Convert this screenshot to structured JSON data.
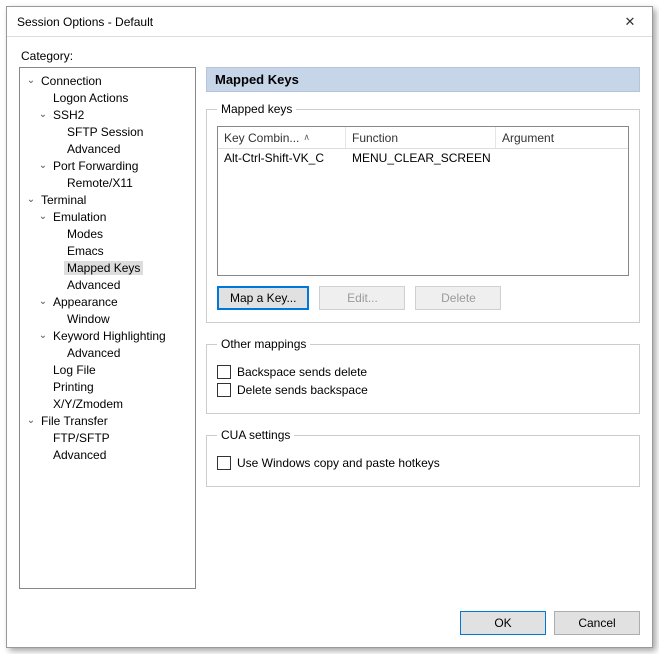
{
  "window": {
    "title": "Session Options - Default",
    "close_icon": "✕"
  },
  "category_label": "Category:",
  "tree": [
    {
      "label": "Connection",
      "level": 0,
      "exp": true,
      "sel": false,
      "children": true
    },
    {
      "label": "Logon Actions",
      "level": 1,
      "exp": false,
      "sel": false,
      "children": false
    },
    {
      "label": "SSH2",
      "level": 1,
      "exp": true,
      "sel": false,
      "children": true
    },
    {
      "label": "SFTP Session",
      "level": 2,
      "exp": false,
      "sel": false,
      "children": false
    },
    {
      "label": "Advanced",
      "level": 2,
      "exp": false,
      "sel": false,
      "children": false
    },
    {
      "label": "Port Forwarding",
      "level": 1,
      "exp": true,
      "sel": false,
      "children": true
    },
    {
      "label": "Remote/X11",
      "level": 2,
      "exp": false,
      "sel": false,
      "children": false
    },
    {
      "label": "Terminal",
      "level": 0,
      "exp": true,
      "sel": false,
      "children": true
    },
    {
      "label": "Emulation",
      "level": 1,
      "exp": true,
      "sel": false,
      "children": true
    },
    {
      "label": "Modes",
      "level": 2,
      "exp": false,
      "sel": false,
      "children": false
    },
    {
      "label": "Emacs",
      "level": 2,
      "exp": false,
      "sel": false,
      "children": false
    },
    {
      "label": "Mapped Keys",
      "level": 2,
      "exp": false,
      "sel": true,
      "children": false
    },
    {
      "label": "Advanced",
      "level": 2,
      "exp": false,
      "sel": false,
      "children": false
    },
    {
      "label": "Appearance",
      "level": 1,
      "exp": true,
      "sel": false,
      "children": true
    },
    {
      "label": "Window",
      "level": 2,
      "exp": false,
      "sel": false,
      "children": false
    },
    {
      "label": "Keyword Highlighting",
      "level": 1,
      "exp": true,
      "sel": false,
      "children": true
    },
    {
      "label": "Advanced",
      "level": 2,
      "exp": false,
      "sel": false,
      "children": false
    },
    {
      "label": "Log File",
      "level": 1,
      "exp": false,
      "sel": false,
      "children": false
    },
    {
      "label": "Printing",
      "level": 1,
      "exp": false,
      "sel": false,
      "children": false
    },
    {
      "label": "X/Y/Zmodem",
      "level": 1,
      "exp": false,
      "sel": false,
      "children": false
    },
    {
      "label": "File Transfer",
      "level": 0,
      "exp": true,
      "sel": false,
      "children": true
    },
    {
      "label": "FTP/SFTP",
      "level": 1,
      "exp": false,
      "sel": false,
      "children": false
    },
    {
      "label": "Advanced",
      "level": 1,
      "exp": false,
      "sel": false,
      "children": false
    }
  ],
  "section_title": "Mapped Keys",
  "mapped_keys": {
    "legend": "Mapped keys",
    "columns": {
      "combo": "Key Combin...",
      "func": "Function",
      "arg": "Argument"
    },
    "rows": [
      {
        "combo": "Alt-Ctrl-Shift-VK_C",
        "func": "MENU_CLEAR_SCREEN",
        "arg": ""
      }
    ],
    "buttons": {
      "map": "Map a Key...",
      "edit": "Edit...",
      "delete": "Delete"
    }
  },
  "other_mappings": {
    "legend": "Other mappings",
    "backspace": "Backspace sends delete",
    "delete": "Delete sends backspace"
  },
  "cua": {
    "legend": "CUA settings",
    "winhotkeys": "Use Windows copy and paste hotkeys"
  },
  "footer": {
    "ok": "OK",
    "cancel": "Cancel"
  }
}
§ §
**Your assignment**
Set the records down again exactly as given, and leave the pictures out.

**Exercise answer**
Convert this screenshot to structured JSON data.
{
  "window": {
    "title": "Session Options - Default",
    "close_icon": "✕"
  },
  "category_label": "Category:",
  "tree": [
    {
      "label": "Connection",
      "level": 0,
      "exp": true,
      "sel": false,
      "children": true
    },
    {
      "label": "Logon Actions",
      "level": 1,
      "exp": false,
      "sel": false,
      "children": false
    },
    {
      "label": "SSH2",
      "level": 1,
      "exp": true,
      "sel": false,
      "children": true
    },
    {
      "label": "SFTP Session",
      "level": 2,
      "exp": false,
      "sel": false,
      "children": false
    },
    {
      "label": "Advanced",
      "level": 2,
      "exp": false,
      "sel": false,
      "children": false
    },
    {
      "label": "Port Forwarding",
      "level": 1,
      "exp": true,
      "sel": false,
      "children": true
    },
    {
      "label": "Remote/X11",
      "level": 2,
      "exp": false,
      "sel": false,
      "children": false
    },
    {
      "label": "Terminal",
      "level": 0,
      "exp": true,
      "sel": false,
      "children": true
    },
    {
      "label": "Emulation",
      "level": 1,
      "exp": true,
      "sel": false,
      "children": true
    },
    {
      "label": "Modes",
      "level": 2,
      "exp": false,
      "sel": false,
      "children": false
    },
    {
      "label": "Emacs",
      "level": 2,
      "exp": false,
      "sel": false,
      "children": false
    },
    {
      "label": "Mapped Keys",
      "level": 2,
      "exp": false,
      "sel": true,
      "children": false
    },
    {
      "label": "Advanced",
      "level": 2,
      "exp": false,
      "sel": false,
      "children": false
    },
    {
      "label": "Appearance",
      "level": 1,
      "exp": true,
      "sel": false,
      "children": true
    },
    {
      "label": "Window",
      "level": 2,
      "exp": false,
      "sel": false,
      "children": false
    },
    {
      "label": "Keyword Highlighting",
      "level": 1,
      "exp": true,
      "sel": false,
      "children": true
    },
    {
      "label": "Advanced",
      "level": 2,
      "exp": false,
      "sel": false,
      "children": false
    },
    {
      "label": "Log File",
      "level": 1,
      "exp": false,
      "sel": false,
      "children": false
    },
    {
      "label": "Printing",
      "level": 1,
      "exp": false,
      "sel": false,
      "children": false
    },
    {
      "label": "X/Y/Zmodem",
      "level": 1,
      "exp": false,
      "sel": false,
      "children": false
    },
    {
      "label": "File Transfer",
      "level": 0,
      "exp": true,
      "sel": false,
      "children": true
    },
    {
      "label": "FTP/SFTP",
      "level": 1,
      "exp": false,
      "sel": false,
      "children": false
    },
    {
      "label": "Advanced",
      "level": 1,
      "exp": false,
      "sel": false,
      "children": false
    }
  ],
  "section_title": "Mapped Keys",
  "mapped_keys": {
    "legend": "Mapped keys",
    "columns": {
      "combo": "Key Combin...",
      "func": "Function",
      "arg": "Argument"
    },
    "rows": [
      {
        "combo": "Alt-Ctrl-Shift-VK_C",
        "func": "MENU_CLEAR_SCREEN",
        "arg": ""
      }
    ],
    "buttons": {
      "map": "Map a Key...",
      "edit": "Edit...",
      "delete": "Delete"
    }
  },
  "other_mappings": {
    "legend": "Other mappings",
    "backspace": "Backspace sends delete",
    "delete": "Delete sends backspace"
  },
  "cua": {
    "legend": "CUA settings",
    "winhotkeys": "Use Windows copy and paste hotkeys"
  },
  "footer": {
    "ok": "OK",
    "cancel": "Cancel"
  }
}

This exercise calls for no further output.